Confidentiality is one of the key aspects of both human nature and the communications we use in our day-to-day interactions. With the moving in of the worldwide Web, using email hosting has become one of the most highly welcome means of communication. However, e-mails are not at all crack proof and in fact, some are very prone to peeping by anyone who has the skill and capability to do so.
There are different approaches you can use to ensure your e-mail is always secure. The safest and most radical way to avoid an e-mail confidentiality breach is to simply not use the service. The abstinence approach, according to Department of Homeland Security Secretary, Janet Napolitano, is very secure only if it can be maintained.
Even though e-mail credibility is dependent upon the email hosting service provider you opt for, there still are not any solid rules that really pin down such corporations in case of a security breach due to their incompetence. Currently, there are no standards to enforce content security. Most email hosting providers transmit e-mail content in plain unencrypted text and regularly create unprotected backups at mail servers, leaving a digital trail that sticks for a while.

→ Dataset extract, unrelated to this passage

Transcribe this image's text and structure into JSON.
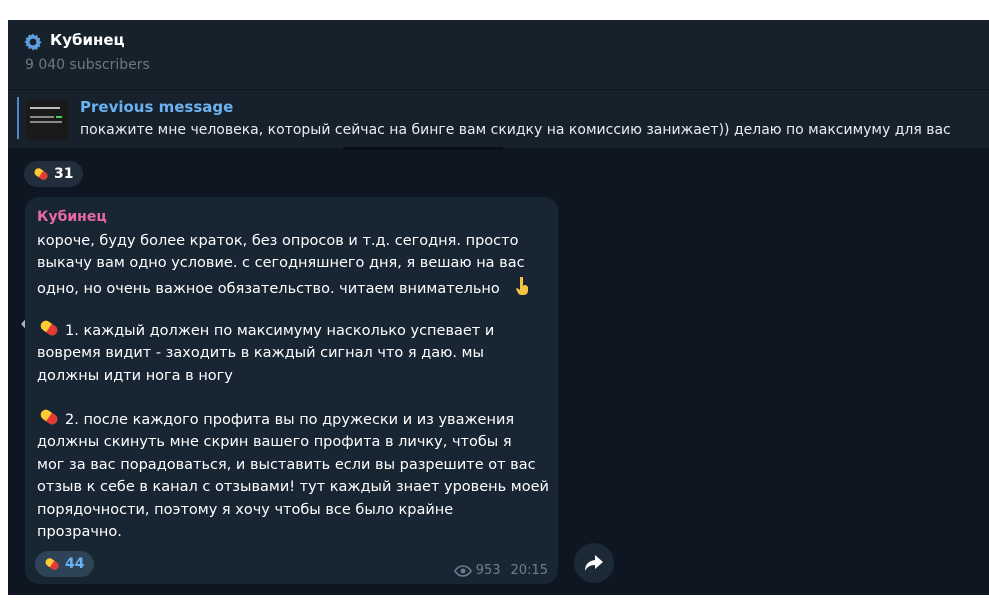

With e-mails taking the normal routing paths like any other piece of data transmitted on the Internet, crackers have a good number of loopholes through which they can peep into your private content. Inadequately protected routers in the transmission chain create loopholes that email hosting providers have little control of.
Though many Internet security experts argue that with the huge traffic of e-mails being sent at any specific time, it is highly improbable to isolate and manipulate the content of one specific message yet a well-endowed organization can deploy intelligent software to screen through such voluminous content with ease.
In addition to the probability of external hackings, email hosting companies can also breach the confidentiality of your mail. A good example is the effect of commercial pressure that leads to reputable providers like Yahoo and Gmail sharing e-mail content with advertisers. What else can explain the deployment of advertisements that are context-sensitive to the content of your e=mail?
While scrapping e-mail altogether can be a safe but radical approach, it's pretty obvious that you don't have to go down the road that the Department of Homeland Security’s Napolitano has taken. There are many solutions that exist that can fully encrypt the content of the e-mails sent making them harder, but not impossible to crack. In addition to this, it is on rare occasions when the few e-mails that get compromised wreck havoc if viewed by third parties. Napolitano however seems to have a different opinion on this which is understandable considering the nature of e=mails she receives.
Edited by Jamie Epstein